  • 130,000 clients received assistance from the Emergency Food & Shelter Program (EFSP).
  • 50,000 counseling sessions gave people experiencing mental health challenges and addiction someone to turn to.
  • 27,811 individuals received savings of $3,471,683 through the FamilyWize Discount Prescription Program – an average saving of 39% in the areas of mental health, infections, heart disease, diabetes, asthma and others. 
  • 5,000 children participated in the Healthy Kids, Healthy Families Initiative to reduce obesity.  
  • 4,500 activities helped build connections and reduce isolation among people with disabilities.
  • 3,000 families received important information through BeReadyLI to prepare before, during and after a disaster.
  • 3,274 individuals received supportive services through the Ryan White Part A/MAI program, managed by United Way.
  • 6 United Way-supported housing projects were built to address the health needs of families.

2-1-1 LONG ISLAND CALL CENTER

  • 11,129 calls for help were answered by the 2-1-1 Long Island Call Center – a 6.4% increase from the previous year.

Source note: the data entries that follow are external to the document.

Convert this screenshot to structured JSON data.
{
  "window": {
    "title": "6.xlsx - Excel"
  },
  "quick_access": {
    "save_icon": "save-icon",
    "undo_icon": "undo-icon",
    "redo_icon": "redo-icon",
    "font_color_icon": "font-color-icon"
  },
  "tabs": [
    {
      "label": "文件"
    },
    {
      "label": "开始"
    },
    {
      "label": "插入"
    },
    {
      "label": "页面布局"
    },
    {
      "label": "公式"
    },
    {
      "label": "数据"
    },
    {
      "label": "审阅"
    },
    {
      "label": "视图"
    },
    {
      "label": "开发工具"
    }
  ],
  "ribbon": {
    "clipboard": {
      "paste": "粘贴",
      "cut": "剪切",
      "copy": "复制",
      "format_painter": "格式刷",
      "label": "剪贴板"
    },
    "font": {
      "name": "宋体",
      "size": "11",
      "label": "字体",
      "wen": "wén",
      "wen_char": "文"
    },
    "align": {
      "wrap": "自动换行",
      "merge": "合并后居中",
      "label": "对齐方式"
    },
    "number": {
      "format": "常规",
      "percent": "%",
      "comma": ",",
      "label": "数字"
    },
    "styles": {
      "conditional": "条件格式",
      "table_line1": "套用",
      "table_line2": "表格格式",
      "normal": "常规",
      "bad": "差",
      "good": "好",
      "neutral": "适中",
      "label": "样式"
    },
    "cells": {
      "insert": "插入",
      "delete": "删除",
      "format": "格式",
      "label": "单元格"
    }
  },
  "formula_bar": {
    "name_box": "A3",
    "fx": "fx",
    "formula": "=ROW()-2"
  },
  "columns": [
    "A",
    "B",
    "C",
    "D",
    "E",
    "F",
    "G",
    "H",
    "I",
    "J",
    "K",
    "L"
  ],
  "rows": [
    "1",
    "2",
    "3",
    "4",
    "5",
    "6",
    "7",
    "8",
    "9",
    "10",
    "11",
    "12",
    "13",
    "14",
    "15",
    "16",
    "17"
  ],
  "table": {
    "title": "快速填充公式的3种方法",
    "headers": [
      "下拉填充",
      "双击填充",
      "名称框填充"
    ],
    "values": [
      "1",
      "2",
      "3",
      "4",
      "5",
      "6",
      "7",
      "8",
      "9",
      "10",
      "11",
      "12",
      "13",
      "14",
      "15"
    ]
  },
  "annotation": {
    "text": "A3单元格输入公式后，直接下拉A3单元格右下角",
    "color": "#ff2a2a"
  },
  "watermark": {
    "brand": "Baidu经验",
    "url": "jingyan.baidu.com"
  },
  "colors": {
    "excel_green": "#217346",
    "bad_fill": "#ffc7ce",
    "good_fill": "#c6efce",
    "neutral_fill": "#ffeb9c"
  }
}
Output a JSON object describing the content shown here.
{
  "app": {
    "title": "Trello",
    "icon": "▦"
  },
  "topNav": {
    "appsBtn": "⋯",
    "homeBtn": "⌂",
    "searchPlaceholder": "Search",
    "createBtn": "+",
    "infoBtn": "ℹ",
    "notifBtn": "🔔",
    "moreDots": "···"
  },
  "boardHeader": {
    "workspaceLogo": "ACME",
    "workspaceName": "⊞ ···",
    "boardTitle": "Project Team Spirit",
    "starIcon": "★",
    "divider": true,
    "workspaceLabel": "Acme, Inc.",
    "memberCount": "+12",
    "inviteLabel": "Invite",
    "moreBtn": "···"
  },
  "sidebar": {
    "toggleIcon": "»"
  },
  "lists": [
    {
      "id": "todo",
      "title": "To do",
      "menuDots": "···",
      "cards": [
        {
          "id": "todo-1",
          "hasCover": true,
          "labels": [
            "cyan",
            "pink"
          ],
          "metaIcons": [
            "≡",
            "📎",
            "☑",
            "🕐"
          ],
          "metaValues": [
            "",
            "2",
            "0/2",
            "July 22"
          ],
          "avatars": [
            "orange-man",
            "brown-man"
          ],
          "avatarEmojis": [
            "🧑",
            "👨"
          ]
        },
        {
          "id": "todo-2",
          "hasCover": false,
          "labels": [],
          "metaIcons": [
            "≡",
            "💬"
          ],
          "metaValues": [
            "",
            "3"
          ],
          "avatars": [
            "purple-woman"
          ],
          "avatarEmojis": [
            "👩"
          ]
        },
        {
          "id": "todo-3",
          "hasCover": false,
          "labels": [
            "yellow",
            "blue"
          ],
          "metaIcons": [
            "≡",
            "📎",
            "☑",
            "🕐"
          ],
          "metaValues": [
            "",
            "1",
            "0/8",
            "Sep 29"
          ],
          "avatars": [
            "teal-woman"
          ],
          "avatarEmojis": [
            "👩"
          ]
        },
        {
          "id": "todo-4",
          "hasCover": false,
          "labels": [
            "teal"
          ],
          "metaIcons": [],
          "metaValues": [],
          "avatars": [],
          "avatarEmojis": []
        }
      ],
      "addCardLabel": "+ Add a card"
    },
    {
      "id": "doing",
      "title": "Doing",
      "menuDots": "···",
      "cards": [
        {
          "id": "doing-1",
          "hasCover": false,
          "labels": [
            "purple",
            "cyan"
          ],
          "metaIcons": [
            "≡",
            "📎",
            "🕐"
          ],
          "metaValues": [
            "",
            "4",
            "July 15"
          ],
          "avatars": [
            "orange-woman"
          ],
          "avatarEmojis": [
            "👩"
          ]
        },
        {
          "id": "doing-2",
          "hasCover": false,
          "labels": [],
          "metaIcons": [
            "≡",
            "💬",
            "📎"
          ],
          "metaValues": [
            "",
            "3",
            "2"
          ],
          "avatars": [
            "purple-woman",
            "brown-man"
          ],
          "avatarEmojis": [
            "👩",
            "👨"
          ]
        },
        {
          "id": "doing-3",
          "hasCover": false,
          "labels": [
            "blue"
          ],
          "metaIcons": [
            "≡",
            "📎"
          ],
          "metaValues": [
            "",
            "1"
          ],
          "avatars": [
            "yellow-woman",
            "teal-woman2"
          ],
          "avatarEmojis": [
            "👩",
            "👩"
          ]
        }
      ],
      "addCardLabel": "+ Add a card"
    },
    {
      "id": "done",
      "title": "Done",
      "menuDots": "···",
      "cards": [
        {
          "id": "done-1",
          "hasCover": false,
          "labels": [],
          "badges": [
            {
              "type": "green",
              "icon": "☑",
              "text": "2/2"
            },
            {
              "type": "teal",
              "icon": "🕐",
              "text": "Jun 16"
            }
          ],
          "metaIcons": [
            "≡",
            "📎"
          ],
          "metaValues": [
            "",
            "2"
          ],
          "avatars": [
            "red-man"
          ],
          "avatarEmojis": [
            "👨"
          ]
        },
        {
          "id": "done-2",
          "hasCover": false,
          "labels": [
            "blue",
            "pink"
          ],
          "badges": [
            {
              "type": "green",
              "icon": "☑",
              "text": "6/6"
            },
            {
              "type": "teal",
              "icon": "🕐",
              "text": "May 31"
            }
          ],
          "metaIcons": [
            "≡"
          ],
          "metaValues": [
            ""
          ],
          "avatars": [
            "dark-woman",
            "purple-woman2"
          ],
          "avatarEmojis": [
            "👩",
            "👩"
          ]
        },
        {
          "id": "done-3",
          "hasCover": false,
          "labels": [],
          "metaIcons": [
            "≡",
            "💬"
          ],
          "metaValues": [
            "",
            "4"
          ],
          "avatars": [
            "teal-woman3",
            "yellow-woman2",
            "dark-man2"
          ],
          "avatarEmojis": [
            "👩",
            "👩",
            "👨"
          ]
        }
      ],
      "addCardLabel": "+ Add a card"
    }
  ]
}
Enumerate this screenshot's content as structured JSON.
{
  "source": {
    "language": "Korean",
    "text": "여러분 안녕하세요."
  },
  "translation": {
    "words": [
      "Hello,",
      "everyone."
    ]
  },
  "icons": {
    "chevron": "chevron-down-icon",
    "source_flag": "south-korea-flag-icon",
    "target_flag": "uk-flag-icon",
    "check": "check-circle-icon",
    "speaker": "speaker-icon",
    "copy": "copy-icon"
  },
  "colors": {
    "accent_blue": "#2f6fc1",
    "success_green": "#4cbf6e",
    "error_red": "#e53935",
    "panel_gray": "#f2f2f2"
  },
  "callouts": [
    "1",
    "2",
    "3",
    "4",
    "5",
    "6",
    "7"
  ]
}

The 2-1-1 Long Island website received 274,530 visits.

SUPER STORM SANDY, OPERATION RECOVERY & REBUILD

  • $1.8 million in support and grants from the Robin Hood Foundation were deployed to community collaborations and impacted lower-income families on Long Island with continuing needs due to Super Storm Sandy.  

* Individuals may participate in more than one program.

Data and statistics are to date as of January 2018